A recent decision[1] of the Ontario Human Rights Tribunal has been made in a high-profile case involving the Brantford School Board. It has enormous significance to many employees in Ontario.


The issue arose from the denial of insurance and other benefits to a teacher who had reached age 65. The Ontario Human Rights Code prevents adverse treatment due to age without any upper limit. At one time, the law did allow for mandatory termination of employment at age 65. When the law was amended to prevent this, it nonetheless continued to allow the employer the right to deny benefits at age 65.

Charter Rules

On the face of the two relevant statutes[2], the employer was apparently quite legally able to deny benefits as it had done. However, the Charter of Rights and Freedoms requires all laws of the Province to adhere to certain fundamental values, one of which is equality before the law.

The issue in this case is whether the Ontario statutes which allowed this adverse treatment at age 65 were in fundamental violation of this right.

The Ontario Human Rights Tribunal recently answered this question by stating “yes”.

The Charter does allow for exceptions in certain situations. That is, the Charter states that there can be a situation where the provincial law violates such an equality guaranty, yet is nonetheless appropriate. This was not such a situation. The Tribunal declared these statutes violated the Charter.

What Does This Mean?

The repercussions of this decision are enormous.
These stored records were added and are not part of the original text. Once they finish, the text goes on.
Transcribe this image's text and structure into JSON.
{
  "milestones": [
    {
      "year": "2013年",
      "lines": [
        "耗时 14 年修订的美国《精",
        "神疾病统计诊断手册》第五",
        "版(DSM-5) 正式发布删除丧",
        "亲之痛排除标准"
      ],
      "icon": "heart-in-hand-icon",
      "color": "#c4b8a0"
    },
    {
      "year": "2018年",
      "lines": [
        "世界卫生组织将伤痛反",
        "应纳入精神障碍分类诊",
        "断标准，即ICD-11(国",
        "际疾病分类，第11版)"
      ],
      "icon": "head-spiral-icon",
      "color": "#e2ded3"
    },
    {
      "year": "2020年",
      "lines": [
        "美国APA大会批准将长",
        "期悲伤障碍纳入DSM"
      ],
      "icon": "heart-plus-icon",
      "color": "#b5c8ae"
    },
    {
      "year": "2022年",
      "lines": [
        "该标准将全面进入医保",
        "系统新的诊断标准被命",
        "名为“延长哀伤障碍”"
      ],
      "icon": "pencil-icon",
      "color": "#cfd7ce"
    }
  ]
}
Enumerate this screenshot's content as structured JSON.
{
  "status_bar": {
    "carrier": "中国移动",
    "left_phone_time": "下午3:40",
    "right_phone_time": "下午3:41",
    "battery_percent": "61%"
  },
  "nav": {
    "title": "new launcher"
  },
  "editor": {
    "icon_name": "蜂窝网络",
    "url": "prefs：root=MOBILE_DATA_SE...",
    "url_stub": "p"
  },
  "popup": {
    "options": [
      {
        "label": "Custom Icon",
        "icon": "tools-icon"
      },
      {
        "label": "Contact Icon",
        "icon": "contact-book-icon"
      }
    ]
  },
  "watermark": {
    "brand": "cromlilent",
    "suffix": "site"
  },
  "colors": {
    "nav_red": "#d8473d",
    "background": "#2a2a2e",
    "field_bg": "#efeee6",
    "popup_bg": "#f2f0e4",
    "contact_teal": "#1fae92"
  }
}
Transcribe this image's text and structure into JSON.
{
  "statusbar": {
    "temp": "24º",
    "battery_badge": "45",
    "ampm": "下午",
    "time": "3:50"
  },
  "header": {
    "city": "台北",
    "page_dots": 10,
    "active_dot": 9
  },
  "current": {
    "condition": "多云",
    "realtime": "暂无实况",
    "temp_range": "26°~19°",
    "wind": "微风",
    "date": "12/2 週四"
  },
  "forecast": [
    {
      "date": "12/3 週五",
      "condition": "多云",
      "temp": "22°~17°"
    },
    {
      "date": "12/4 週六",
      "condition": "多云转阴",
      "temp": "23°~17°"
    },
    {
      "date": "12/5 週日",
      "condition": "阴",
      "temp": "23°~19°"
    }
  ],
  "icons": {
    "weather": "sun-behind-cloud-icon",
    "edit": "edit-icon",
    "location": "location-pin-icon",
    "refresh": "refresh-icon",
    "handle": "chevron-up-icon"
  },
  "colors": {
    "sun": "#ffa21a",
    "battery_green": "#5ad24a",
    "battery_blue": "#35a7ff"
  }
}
This requires, generally, that employers provide the same benefits to all employees, regardless of their ages, even after the age of 65.

Perhaps more importantly, the school board in this case is not allowed to terminate the employment of such persons to avoid such obligations, nor is it allowed to terminate older workers approaching 65 for the same reason, nor to refuse to hire persons in the same situations.

Similarly if the school board, due to this decision, removed all benefits for all employees, perhaps more likely in a small work force, a  human rights violation would follow.

Any Wiggle Room?

There may be arguments for an employer which were not presented in this case, one of which was further the additional costs imposed an undue burden on the employer. This issue remains uncertain at this time.

Appeals Pending?

The time clock for a review has yet to start. Undoubtedly the decision will be reviewed in a higher court. Such reviews from a human rights decision are generally difficult to win.

What should be done?

If you have been adversely treated in any of the manners set out above, get legal advice as soon as possible. Your “time clock” or limitation period will start clicking as soon as you are aware of adverse treatment. This includes not only the denial of benefits at age 65, but also termination or other adverse treatment even if you raise this issue as a topic of inquiry.

Contact the offices of Guelph employment lawyer Peter McSherry. We can guide you through the issues, help you understand your rights, and defend your position. Contact us online or by phone at 519-821-5465 to schedule a consultation




[1] Talos v Grand Erie

[2] The Ontario Human Rights Code & The Employment Standards Act